Last night I watched a video in which a teacher engages her middle school students in a study of boarding schools for American Indian students. The study begins with the students reading Shirley Sterling’s My Name is Seepeetza and “The Names,” which is a poem from Laura Tohe’s No Parole Today.
The video is an hour long and is part of the “Teaching Multicultural Literature” series of teacher resources available on the Annenberg Media website. Here’s the annotation for this particular segment:
Workshop 3: Research and Discovery: Shirley Sterling and Laura Tohe
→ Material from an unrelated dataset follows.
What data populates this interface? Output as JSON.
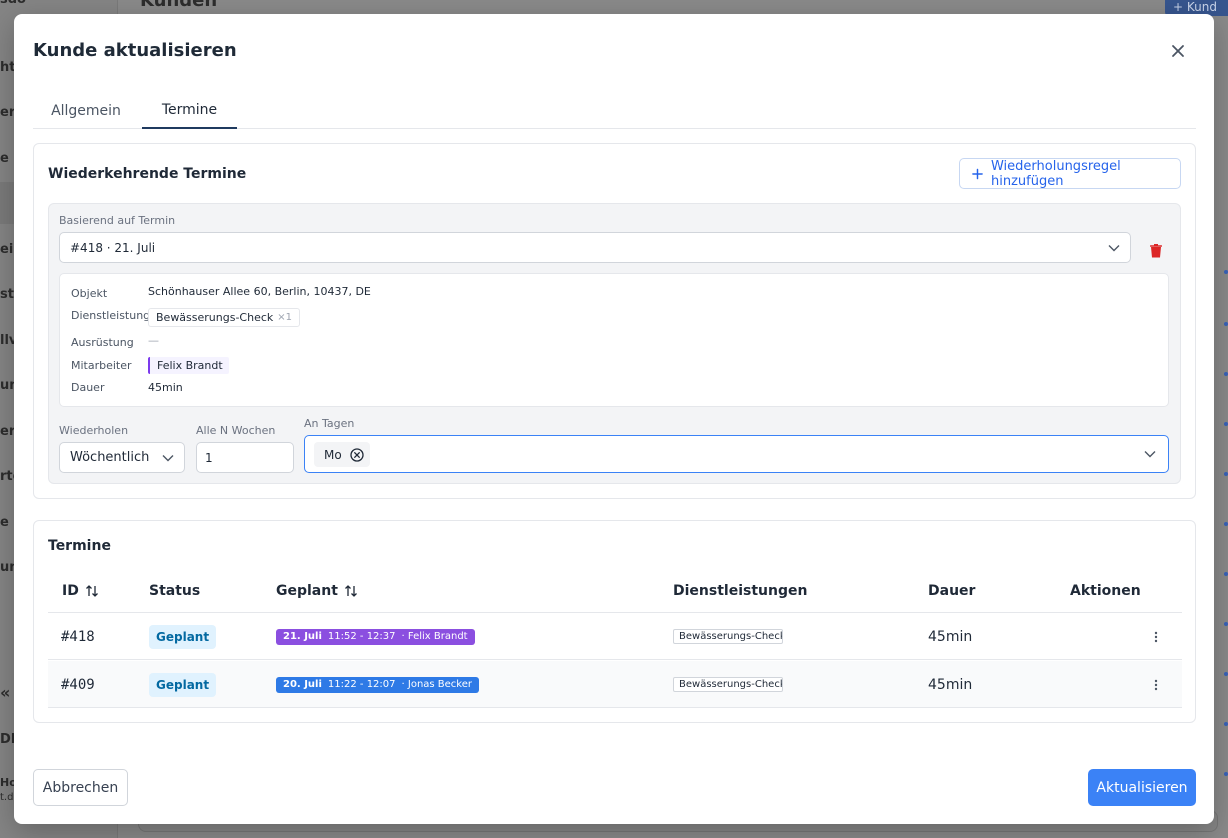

At the Skokomish reservation in Washington state, Sally Brownfield and her students study and connect with the literature and issues related to the Native American boarding school program through community involvement and self-examination. Students use Shirley Sterling's novel My Name Is Seepeetza and the poetry of Laura Tohe as the lenses through which they explore topics of their choosing. The class visits the
-----This blog has several posts about My Name is Seepeetza, but not enough about Laura Tohe's poetry. A post about her is forthcoming.
It is hard for me to say which portion of the video is the most powerful. Listen to the students, many of whom are Native, talk about the book and their own families. Listen to Laura Tohe’s poem, as the Native teacher reads it aloud. Listen to the elders and what they say about their days as students in a boarding school. And, listen to Shirley Sterling and all that she gives to the students in that classroom.